Headroom is excellent, partly because the steel roof still features a prominent bulge for what I can only assume was a gunners turret, here converted haphazardly into a manually opening moonroof. The roof is oddly two tiered as well, rounded over the passengers and completely flat over the cargo area, with a strange seperation you can see from inside suggesting its 2 pieces.
One fun and final way Mega Cruiser differentiates itself from its American counterpart is with rear steer as standard. Where the Hummer has an astounding for its size turning circle of 25.5 feet, the Mega Cruiser could literally run circles around it at 18.4 feet, or about the same as a Jeep Renegade Trailhawk.

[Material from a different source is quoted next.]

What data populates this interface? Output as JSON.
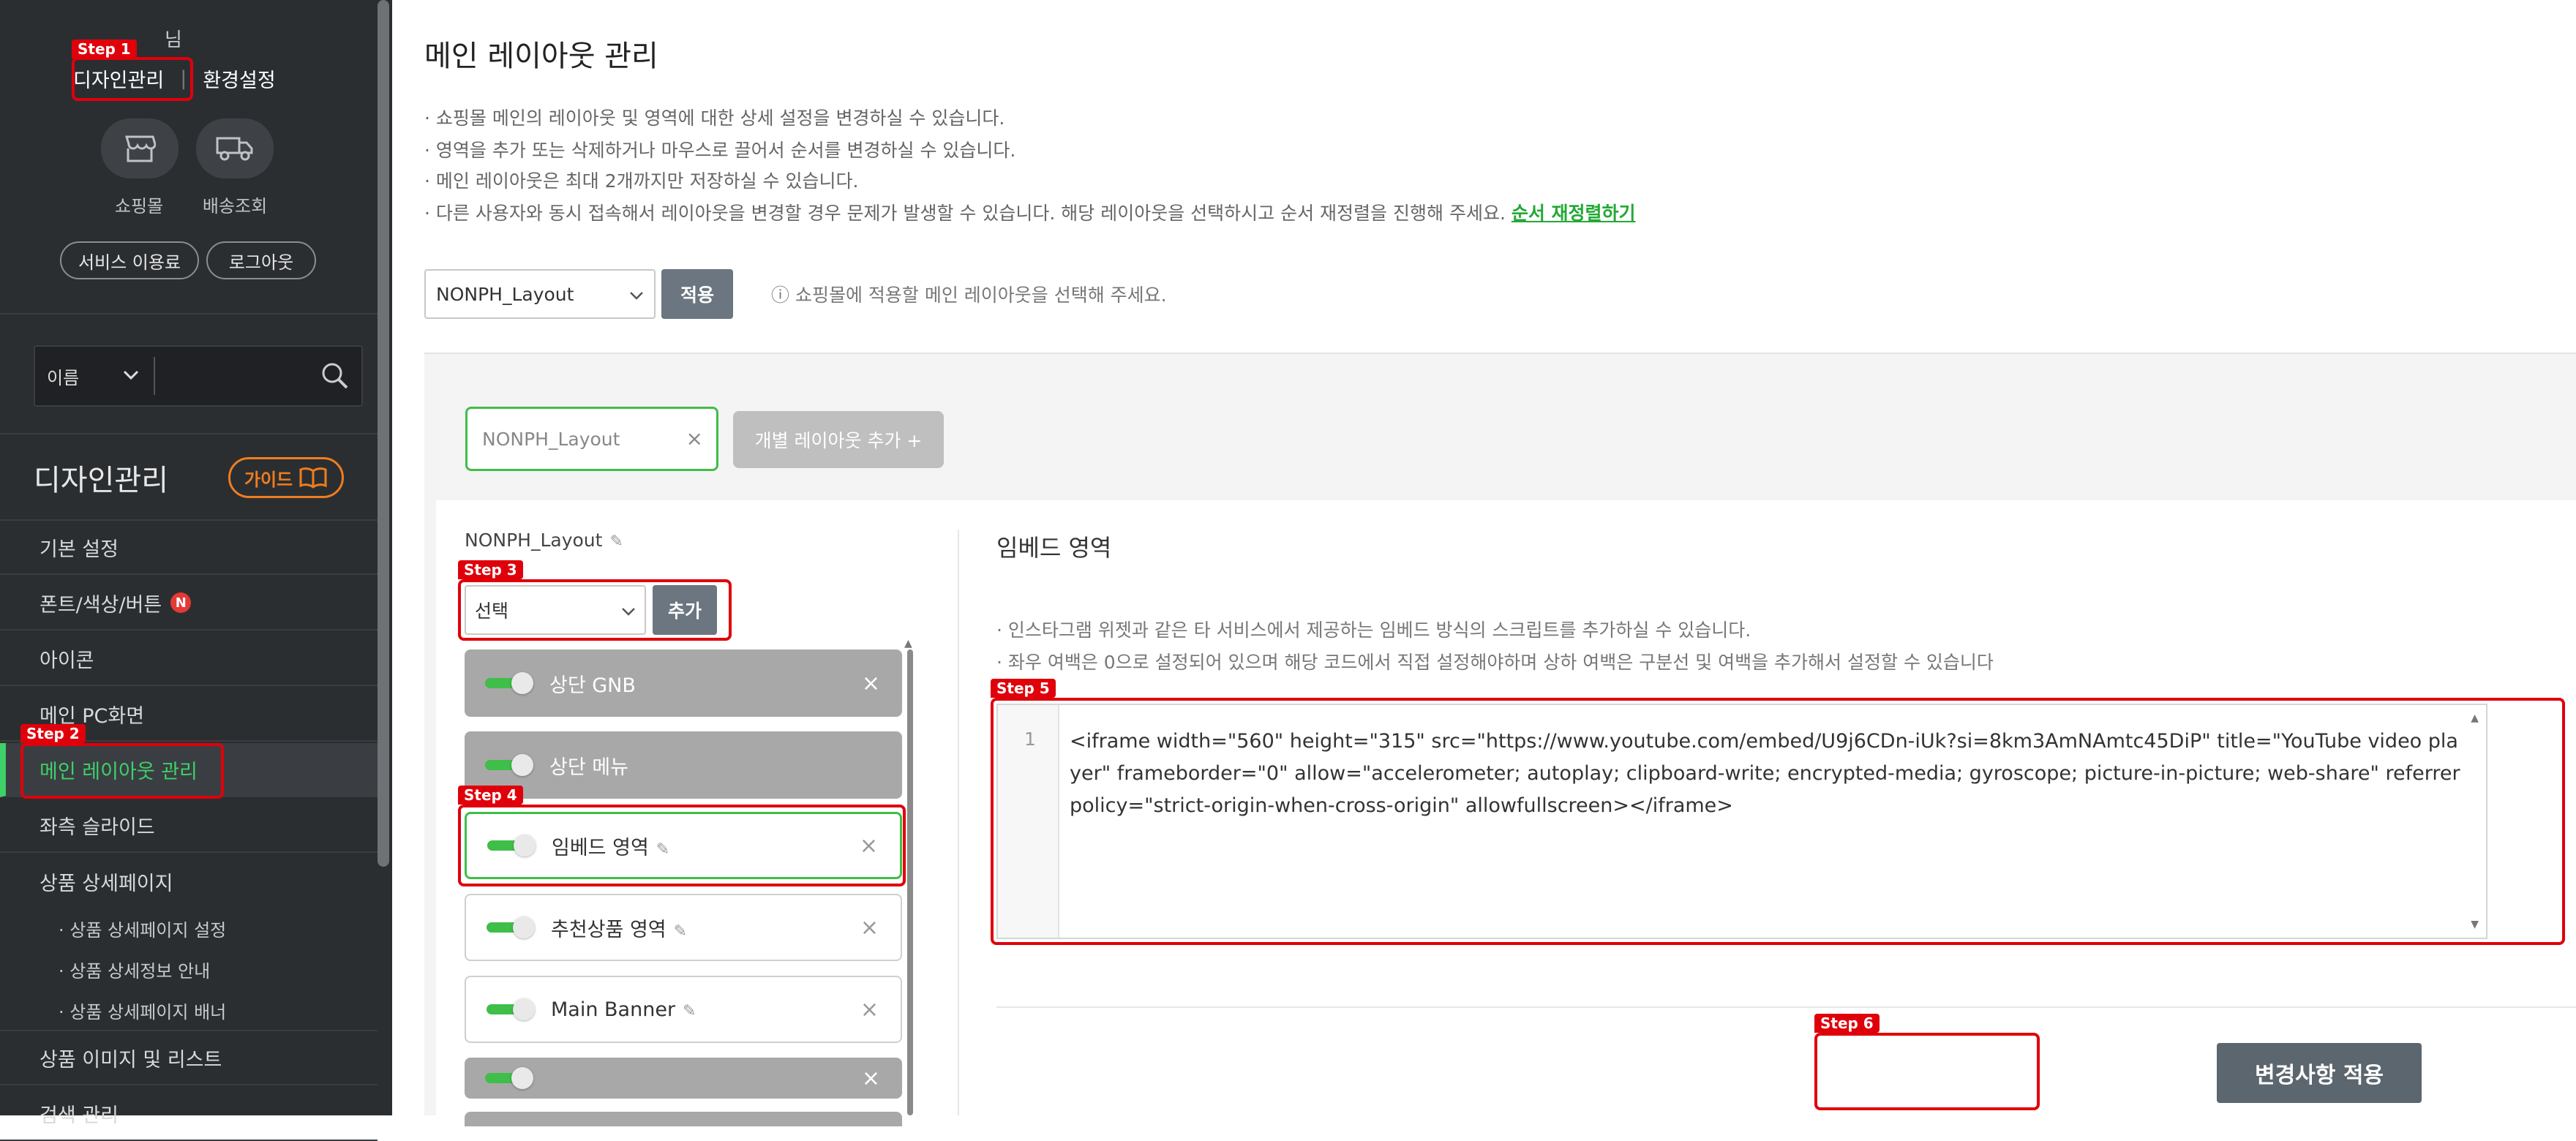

Given that Mega Cruiser is 7 feet wide thats a no mean feat. The way it accomplishes it also also noteworthy in its simplicity, as keeping with the theme it features no electronics save for a single input from the speed sensor to lock out the system above 5 mph. Below 5 mph it turns the rear wheels out of phase to the fronts and according to all who’ve experienced it it makes the big beast feel much smaller around town and on the trail.
All in all it’s a truly fascinating machine and ever since writing about it years ago I’ve been eager to see one and see if it lives up to the hype, and you know what? It does! I suppose much of that could be coming from a strong Land Cruiser slant as on paper it does seem to shake out versus a much more common Hummer but then again there is something different about it that I can’t put my finger on that makes me really love it.
The hummer announces itself loudly wherever it goes and while that’s certainly part of the appeal, something about the Mega Cruiser doesn’t and its refreshing. I don’t know if its the design, the engineering or something else entirely that gives it a very different character. It doesn’t feel like its spoiling for a fight the way the hummer does. If the Hummer is the Chuck Norris of trucks, the Mega Cruiser is Bruce Lee.
In the end it wasn’t meant to be, but the good news is that thanks to Greg and his awesome team at the Land Cruiser Heritage Museum it’s now possible to experience in some small part what might have been.
Another ray of hope? Greg tells me these aren’t meant to be garage queens and that sometime soon he plans to load up one of his early model land cruisers on a trailer and tow it down to Moab with the Mega Cruiser.
I highly encourage you to check out the museum if you are in town, but don’t be shocked if you don’t see Greg for a little while, he’s off on another one of his damned fool adventures. Land Cruiser people...
For more information on the Mega Cruiser, including some hilariously 90's videos, check out Megacruiser.com
Additional images incoming!